This was more than a physical concession by the LORD. The gracious purpose of this command was to permit Israel to inhabit, cultivate and exercise dominion over the land of Canaan. You see, if every sacrifice must be brought to the cultic center, God's children would never get any work done! A society dominated by cultic ritual never develops or expands. But Israel's God is a gracious God: the Creator entrusts His creation to His people. Here, the LORD prevents Israel's culture from being obstructed by her cult — or stated positively: the LORD permits Israel's society to become a culture by freeing her for living beyond the cult. (Question 4)
But the prohibition regarding blood remains (vv. 23-25), to remind Israel that her cultural freedom proceeds from the sanctuary, where effective sacrificial atonement is both rendered and received.
The Father's Tender Love for His Children (Read 12:29-32)
Deuteronomy 12 could easily be classified under the Second Commandment, which teaches us how God is to be worshiped. The chapter closes with a poignant prohibition that is a mirror-image of the positive duty. Israel is not to worship the Canaanite way, killing their children as a religious offering. The LORD is no Molech who is satisfied when parents sacrifice their own flesh to dispel His anger (v. 31). Molech only takes; the LORD gives. The LORD is a Father whose love for His people is gracious, tender and compassionate, blessing their childlike obedience.
How tempting it was for Israel to 'study' the Canaanites' liturgical and cultic habits, adapting a few here, adopting a few there. Surely the apostle Paul's observation about the law's power was felt among Israel in Canaan, where God pointedly identified local practices forbidden to His children: 'I would not have known sin except through the law. For I would not have known covetousness unless the law had said, 'You shall not covet" (Romans 7:7). Would Israel have been tempted to follow Canaanite practices if the LORD hadn't so specifically forbidden them? Of one thing we may be sure: Israel's later apostasy was not caused by the 'knowledge' imparted through the law. Instead, Israel learns here — and we with her — just how thoroughly the LORD knows our hearts, and just how depraved our hearts are!

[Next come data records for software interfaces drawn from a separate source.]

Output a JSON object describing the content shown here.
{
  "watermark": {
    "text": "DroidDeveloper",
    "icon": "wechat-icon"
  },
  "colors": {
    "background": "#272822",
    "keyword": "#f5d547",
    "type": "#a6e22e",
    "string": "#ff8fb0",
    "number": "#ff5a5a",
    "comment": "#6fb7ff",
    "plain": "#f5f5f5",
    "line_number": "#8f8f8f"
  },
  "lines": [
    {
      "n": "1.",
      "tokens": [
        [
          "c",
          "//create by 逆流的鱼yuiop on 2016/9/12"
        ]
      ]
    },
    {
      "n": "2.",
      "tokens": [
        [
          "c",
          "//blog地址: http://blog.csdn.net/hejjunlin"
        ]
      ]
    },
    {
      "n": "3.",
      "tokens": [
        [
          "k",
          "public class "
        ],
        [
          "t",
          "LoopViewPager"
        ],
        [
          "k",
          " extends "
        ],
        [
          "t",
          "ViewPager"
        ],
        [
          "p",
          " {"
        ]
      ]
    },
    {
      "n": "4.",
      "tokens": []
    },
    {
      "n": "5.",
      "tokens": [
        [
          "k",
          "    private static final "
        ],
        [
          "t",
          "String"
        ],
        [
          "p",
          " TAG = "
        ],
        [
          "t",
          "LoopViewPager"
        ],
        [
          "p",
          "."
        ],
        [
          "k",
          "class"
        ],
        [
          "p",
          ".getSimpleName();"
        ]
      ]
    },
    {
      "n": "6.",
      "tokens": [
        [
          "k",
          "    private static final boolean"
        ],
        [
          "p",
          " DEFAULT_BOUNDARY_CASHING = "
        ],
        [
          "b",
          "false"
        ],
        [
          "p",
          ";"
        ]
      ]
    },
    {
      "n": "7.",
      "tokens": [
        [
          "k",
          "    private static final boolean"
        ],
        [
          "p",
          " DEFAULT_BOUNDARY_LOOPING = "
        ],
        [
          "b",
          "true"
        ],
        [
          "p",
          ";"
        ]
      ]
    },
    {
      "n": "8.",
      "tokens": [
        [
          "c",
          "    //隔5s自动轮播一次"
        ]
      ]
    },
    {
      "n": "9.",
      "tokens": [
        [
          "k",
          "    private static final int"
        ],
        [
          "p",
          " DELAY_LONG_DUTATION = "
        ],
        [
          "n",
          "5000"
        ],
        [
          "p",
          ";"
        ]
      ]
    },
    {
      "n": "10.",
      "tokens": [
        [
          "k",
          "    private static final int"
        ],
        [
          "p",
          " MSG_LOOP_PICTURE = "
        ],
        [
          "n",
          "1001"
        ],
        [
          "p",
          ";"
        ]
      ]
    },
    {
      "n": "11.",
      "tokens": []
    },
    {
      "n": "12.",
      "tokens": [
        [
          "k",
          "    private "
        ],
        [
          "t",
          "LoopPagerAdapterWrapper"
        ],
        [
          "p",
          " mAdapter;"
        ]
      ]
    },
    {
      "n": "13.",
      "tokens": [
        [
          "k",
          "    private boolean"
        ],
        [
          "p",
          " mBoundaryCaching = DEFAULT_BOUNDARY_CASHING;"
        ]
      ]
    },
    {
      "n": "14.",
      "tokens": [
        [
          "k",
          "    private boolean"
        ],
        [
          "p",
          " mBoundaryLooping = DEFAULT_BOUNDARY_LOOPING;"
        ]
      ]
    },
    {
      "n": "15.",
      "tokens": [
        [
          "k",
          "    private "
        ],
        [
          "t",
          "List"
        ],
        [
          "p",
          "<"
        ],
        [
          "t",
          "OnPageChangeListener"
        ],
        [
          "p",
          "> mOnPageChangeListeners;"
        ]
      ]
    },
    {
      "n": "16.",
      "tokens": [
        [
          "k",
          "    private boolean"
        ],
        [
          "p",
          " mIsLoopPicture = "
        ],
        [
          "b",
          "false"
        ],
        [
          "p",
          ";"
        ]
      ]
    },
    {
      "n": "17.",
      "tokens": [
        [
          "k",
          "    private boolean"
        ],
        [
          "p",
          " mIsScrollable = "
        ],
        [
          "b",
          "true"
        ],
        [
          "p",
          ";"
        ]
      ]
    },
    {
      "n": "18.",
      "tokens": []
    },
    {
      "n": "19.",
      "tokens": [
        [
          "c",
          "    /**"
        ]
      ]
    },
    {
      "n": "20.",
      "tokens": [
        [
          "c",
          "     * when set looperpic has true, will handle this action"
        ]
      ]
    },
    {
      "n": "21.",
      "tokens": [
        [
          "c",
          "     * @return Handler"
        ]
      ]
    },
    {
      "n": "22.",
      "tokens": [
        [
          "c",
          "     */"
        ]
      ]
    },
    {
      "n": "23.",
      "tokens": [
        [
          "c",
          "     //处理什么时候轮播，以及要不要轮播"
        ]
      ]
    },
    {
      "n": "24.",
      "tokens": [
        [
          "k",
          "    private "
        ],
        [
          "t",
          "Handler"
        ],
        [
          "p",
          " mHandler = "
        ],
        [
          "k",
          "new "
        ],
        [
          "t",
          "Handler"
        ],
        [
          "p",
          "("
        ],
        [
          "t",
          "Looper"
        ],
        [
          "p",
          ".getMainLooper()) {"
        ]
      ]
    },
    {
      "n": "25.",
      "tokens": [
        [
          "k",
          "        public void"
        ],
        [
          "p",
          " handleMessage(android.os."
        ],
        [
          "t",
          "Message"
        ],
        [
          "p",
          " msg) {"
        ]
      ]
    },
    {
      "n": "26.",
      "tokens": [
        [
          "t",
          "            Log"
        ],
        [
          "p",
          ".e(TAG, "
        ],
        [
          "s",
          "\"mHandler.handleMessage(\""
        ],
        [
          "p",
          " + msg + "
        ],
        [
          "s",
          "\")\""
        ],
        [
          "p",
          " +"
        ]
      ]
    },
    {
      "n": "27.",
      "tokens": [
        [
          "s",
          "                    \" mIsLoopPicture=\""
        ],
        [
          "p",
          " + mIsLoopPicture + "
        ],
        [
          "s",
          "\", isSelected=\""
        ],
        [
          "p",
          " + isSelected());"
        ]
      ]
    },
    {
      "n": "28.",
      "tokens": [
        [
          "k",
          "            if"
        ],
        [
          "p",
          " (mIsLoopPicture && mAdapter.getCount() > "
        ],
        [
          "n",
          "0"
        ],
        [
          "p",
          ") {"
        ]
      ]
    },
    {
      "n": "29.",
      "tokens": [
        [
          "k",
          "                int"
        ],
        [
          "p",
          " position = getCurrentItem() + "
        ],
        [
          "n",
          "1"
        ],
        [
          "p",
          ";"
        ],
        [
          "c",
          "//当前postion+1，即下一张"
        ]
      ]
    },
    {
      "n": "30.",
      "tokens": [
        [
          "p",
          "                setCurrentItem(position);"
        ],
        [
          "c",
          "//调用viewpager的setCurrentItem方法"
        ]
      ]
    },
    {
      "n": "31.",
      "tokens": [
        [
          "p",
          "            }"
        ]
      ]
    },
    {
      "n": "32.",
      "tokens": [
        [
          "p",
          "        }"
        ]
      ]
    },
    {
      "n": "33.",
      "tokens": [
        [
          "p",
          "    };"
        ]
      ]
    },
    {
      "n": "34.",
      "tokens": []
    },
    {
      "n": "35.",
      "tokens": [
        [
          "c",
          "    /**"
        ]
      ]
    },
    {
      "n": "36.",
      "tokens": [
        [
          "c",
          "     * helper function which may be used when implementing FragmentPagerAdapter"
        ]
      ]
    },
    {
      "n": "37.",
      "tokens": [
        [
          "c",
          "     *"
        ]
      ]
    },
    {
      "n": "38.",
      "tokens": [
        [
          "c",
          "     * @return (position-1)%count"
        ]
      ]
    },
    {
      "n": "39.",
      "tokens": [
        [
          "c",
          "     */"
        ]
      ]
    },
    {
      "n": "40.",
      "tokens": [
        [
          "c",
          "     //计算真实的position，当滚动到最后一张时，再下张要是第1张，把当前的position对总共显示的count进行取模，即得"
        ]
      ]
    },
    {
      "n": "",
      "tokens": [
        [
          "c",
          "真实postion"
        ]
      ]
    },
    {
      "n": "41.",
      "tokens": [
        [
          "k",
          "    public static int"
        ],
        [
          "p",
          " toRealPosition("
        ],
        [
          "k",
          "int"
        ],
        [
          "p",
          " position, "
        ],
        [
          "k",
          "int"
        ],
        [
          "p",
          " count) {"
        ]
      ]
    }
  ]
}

How gracious, then, are the laws of our LORD, also those regulating the manner of worship! What joy, what unity and fellowship, what freedom God's people experience through Christ's cross as they love Him and keep His commandments!
Questions for Reflection and Reply
Using a concordance, find and write out the verses in Psalm 119 that speak of the LORD'S law as the believer's delight. Put in your own words some of the reasons God's law makes His children happy.
In light of Deuteronomy 12:2-4, how far should Christian missionaries go in trying to adapt the gospel message to fit with local pagan religious customs? Are there situations where compromise is possible, or is a total break with pagan habits always required? Can you find evidence from the book of Acts to support your answer?
Are we perhaps too free from religious ritual? Doesn't extensive ritual help us to focus on God more regularly? Are God's children helped by specified times and places of prayer throughout the day; or by utensils like rosaries, crosses, or prayer books; or by special articles of clothing, like the yarmulke (Jewish skullcap)? Why (not)?
Describe modern societies that remain undeveloped because of pagan religion. How has the Christian faith produced cultural development? What will be some consequences for science, education and industry, of the resurgence of paganism in our day?